With the global shutdown of health services as doctors and nurses fought to tackle covid, the cancer early detection arm took a backseat and slowed as the company’s technology was deployed in the fight against covid. But Ruiyang believes it will bounce back bigger than ever. “We believe that early prevention is good,” he says. It also makes economic sense. Rather than spending $100,000 on a cancer once it has taken over a body, says Ruiyang, you should intervene before it takes hold. “Instead, you can spend a fraction of the cost to screen for a cancer at the early stage – and at that early stage you can do simple surgery or treatment to cure cancer.”
That early diagnosis and treatment is key, he says, to tackling cancer. And it’s one that others believe in, too: the company recently closed a funding round to accelerate its push to deliver cancer early detection tests and preventive healthcare globally, as well as bring its tech to new countries. “We’re going to extend the use of the technologies to various diseases in various countries,” he says, “bringing this innovation to many other people.”
Biography / key highlights
2007 Graduates from Nankai University in Tianjin, China, with a double degree in science and engineering
2013 Completes a PhD in chemical and pharmaceutical engineering fromSingapore-MIT alliance (National University of Singapore and MIT), Singapore

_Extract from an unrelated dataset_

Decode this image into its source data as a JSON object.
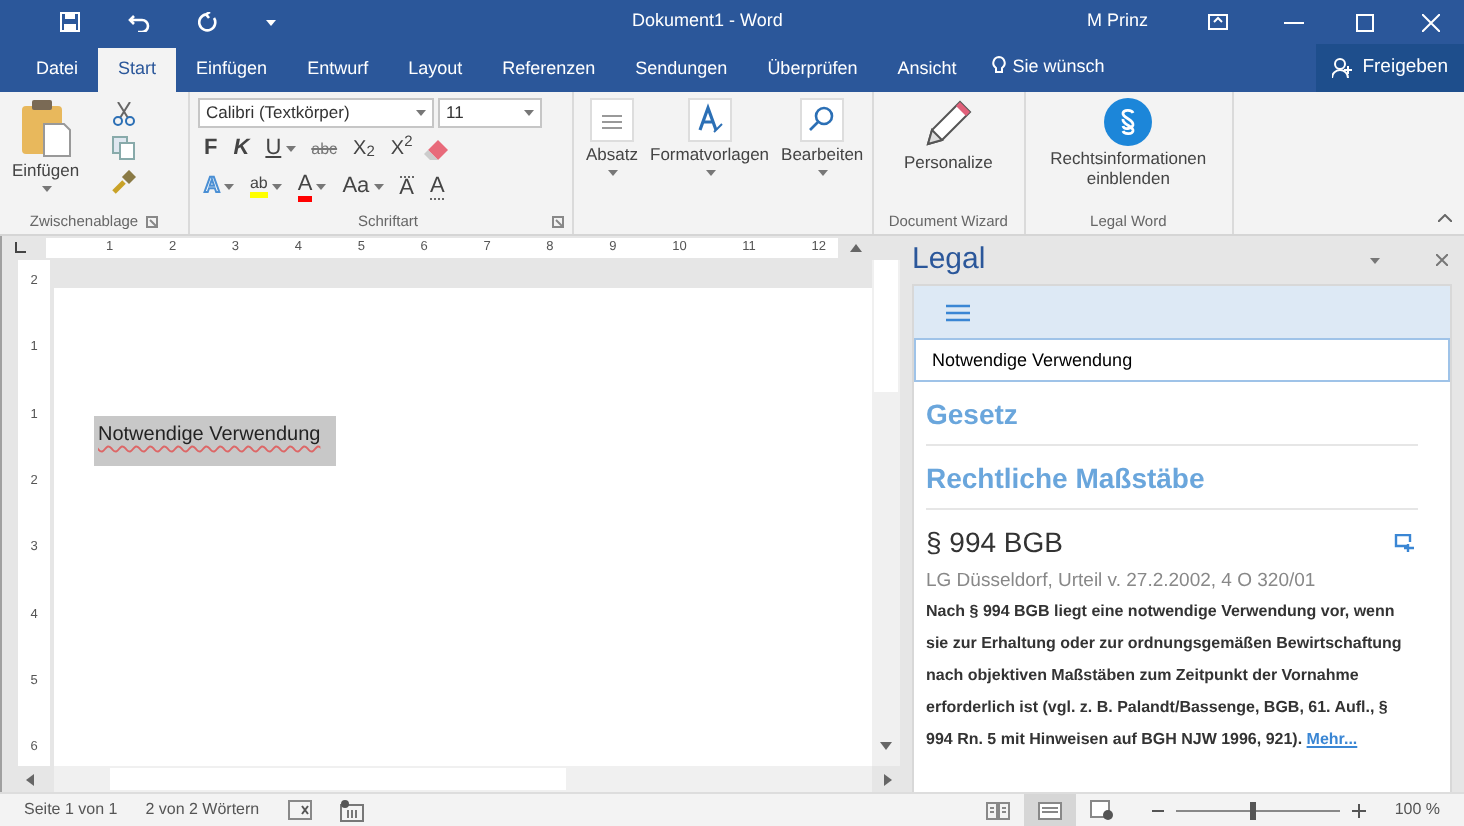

2014 Becomes head of Bioinformatics at the MicroRNA Signature Identification Center, A*STAR
2014 Sets up MiRXES as co-founder and chief technology officer